US consul general for HK and Macau, Stephen Young, said that the claim made by the US Department of State of illegal side-betting in Macau being 10x higher than GGR is "just speculation or a guess".  “I’m not an expert. I can’t give you any more [information] on this idea that there is a lot of side-betting. I also read that a lot of this side-betting is maybe done off-shore, not in Macau,” he added.


Regarding junkets, Young commented, “I still find the whole junkets business a little puzzling. I don’t quite understand how they manage to bring Renminbi here. If the gamblers win, everything’s fine. If they lose, I wonder how they pay off that debt.”

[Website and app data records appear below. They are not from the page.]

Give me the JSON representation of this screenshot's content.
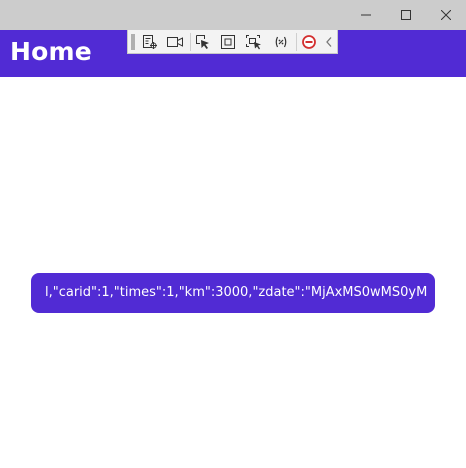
{
  "window": {
    "controls": {
      "minimize_icon": "minimize-icon",
      "maximize_icon": "maximize-icon",
      "close_icon": "close-icon"
    }
  },
  "header": {
    "title": "Home",
    "background": "#512bd4"
  },
  "debug_toolbar": {
    "tools": [
      "live-visual-tree-icon",
      "record-icon",
      "select-element-icon",
      "display-layout-adorners-icon",
      "track-focused-element-icon",
      "binding-failures-icon",
      "hot-reload-stop-icon",
      "collapse-chevron-icon"
    ]
  },
  "main": {
    "button_text": "l,\"carid\":1,\"times\":1,\"km\":3000,\"zdate\":\"MjAxMS0wMS0yM",
    "accent": "#512bd4"
  }
}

Total visitor arrivals increased by 5.2% YoY to 2,164,249 in February 2011.  Visitors from Mainland China rose by 5.1% YoY to 1,204,301.  Those traveling to Macau under the Individual Visit Scheme totaled 580,415, up 0.2% YoY.  Visitors from Hong Kong (657,355), Republic of Korea (39,332) and Japan (32,081) increased by 7.3%, 42.5% and 13.3% respectively, while those from Taiwan (86,293) decreased by 13.8%.





Spore's February CPI rose by 5%, versus market expectations for a rise of 5.4%.  Core inflation measure, which is tracked by the Monetary Authority of Singapore (MAS) rose 1.8% YoY, versus 2.0% in January.  Costs of transport, housing and food rose slower than expected.



In January 2011, the total number of non-resident workers in Macau stood at 77,900, an increase of almost 2,100 workers in just one month.



According to Vincent Studer, executive assistant manager of the Grand Lapa hotel, the Grand Lapa will undergo a major renovation project, including a face lift of the Tung Yee Heen restaurant.  Grand Lapa is part of Sociedade de Turismo e Diversões de Macau and is managed by the Mandarin Oriental group.

CHART OF THE DAY: Is the Keynesian Kingdom Running Out of Steam?



CHART OF THE DAY: Is the Keynesian Kingdom Running Out of Steam? -  chart

Hedgeye Statistics

The total percentage of successful long and short trading signals since the inception of Real-Time Alerts in August of 2008.

  • LONG SIGNALS 80.46%
  • SHORT SIGNALS 78.35%